* [Task instructions] Copy each line below in which the string "Edit" occurs.

* [Input material]
::::

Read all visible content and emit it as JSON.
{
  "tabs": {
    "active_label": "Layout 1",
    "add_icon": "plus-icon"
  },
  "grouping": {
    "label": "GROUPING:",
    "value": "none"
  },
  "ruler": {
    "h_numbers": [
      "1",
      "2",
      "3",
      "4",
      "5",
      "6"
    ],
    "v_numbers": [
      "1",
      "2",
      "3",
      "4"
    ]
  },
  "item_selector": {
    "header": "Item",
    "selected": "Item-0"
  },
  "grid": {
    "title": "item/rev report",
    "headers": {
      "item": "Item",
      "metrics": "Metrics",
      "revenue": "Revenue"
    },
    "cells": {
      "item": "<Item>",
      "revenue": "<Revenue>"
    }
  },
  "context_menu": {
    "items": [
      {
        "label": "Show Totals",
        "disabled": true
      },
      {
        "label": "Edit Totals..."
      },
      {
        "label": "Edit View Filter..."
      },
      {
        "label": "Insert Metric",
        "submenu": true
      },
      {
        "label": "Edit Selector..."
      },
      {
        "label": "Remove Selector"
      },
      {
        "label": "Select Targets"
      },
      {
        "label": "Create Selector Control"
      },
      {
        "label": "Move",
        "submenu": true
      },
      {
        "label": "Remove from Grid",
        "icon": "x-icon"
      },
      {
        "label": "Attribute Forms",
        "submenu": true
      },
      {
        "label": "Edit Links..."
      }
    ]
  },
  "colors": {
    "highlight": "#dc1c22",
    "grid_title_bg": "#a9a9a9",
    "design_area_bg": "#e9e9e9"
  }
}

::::

* [Solved exercise]
        "label": "Edit Totals..."
        "label": "Edit View Filter..."
        "label": "Edit Selector..."
        "label": "Edit Links..."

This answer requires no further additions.